AKA: Wait at the Altar
You make / force your counter-party to make the first offer. The disadvantage is that he now has the opportunity to anchor the discussion around his high value opening position. The advantage is that you now have his opening position on which to base your negotiation. You are getting information, but not without cost. Once he anchors the tendency is for you to accept his proposal as the benchmark. You are giving up power.
Intent: Gain information; force him to commit to a value range.
Style: Varied. It seems Avoiding and Competitive, but often ends up being Accommodative. One you give him the power to market he first offer, you are playing defense (if you aren't careful).
Counter: Anchor by going first, or re-anchor with a new proposal. You can also take a break (or recess), but you run the risk or accepting some version of his offer. If you can’t get him to climb down from an aggressive opening offer, you may end up walking away and finding another counter-party.
Note: Sometimes people will use this technique when they don’t know the market or are insecure about their opening valuation and erroneously conclude that the safest option is to force the other side to make the first offer. This is a VERY expensive form of research. If you don't know the range of values you are negotiating for, you are not ready to make a deal. If I am trying to figure out a new market, I may use this technique -- but I always plan on pausing the negotiation before I make a final offer.
One justification I often hear for using After You is that the counter-party may offer you a better deal than your most optimistic offer. While this has probably happened to someone, somewhere, it is not a good strategy to plan on stumbling across a foolish counter-party with valuable assets.

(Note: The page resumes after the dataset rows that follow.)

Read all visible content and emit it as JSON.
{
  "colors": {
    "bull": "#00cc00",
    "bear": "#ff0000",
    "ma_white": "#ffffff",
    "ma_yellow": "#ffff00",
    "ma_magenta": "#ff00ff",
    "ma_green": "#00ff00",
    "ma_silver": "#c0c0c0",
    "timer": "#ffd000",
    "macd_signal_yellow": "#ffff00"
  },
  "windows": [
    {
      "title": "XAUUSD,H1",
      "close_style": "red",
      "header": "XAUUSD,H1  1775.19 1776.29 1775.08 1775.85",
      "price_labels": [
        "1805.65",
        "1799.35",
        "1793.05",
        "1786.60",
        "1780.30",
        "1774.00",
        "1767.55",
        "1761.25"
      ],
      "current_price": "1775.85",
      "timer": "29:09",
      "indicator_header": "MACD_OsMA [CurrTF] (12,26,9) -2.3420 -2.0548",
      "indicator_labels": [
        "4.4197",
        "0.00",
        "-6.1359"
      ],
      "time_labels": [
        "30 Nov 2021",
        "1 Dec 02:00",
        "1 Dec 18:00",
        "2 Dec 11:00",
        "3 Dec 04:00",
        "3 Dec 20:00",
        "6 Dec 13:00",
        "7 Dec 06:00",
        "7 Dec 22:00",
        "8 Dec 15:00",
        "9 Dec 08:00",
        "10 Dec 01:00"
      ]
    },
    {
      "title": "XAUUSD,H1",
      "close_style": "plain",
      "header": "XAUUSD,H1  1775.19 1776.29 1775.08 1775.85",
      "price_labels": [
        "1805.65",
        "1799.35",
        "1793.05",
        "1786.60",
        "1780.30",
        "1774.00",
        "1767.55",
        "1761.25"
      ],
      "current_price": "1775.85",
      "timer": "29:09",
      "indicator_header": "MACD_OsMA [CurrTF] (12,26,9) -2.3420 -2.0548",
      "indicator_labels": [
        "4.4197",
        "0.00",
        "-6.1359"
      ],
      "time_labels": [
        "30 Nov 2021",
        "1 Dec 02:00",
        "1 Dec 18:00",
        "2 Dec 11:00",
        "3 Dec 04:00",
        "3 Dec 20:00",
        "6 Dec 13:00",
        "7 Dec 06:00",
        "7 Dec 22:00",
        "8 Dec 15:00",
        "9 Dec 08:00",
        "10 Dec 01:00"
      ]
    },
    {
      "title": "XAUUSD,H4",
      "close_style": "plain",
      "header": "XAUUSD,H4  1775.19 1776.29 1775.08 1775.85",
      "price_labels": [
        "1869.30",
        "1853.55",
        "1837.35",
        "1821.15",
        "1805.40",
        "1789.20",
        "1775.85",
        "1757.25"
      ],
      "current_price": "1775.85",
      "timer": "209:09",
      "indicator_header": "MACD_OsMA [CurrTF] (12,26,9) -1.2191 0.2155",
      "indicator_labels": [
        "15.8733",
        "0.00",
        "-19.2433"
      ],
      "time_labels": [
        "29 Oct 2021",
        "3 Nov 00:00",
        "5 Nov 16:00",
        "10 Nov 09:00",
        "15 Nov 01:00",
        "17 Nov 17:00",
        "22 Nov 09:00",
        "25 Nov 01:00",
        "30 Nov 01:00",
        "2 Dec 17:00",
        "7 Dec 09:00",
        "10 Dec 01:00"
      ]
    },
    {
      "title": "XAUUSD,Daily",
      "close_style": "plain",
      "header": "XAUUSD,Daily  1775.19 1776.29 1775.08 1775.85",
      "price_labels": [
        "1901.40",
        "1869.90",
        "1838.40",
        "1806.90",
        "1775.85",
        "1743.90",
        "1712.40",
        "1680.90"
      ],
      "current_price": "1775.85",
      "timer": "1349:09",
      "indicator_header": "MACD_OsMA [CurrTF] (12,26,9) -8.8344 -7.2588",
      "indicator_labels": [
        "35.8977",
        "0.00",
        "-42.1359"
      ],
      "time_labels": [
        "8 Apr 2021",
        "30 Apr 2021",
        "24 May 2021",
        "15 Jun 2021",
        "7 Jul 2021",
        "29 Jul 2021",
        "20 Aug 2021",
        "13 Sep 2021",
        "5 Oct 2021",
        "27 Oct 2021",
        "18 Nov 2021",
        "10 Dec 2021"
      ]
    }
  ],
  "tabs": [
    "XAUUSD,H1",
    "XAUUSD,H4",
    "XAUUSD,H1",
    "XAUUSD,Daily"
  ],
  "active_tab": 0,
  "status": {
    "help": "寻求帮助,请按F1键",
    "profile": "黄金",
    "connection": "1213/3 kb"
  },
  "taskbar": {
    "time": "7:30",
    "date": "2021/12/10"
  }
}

Final word: Whether you plan on going first (anchoring) or waiting for him to make the first offer, you still have to know what a WIN looks like.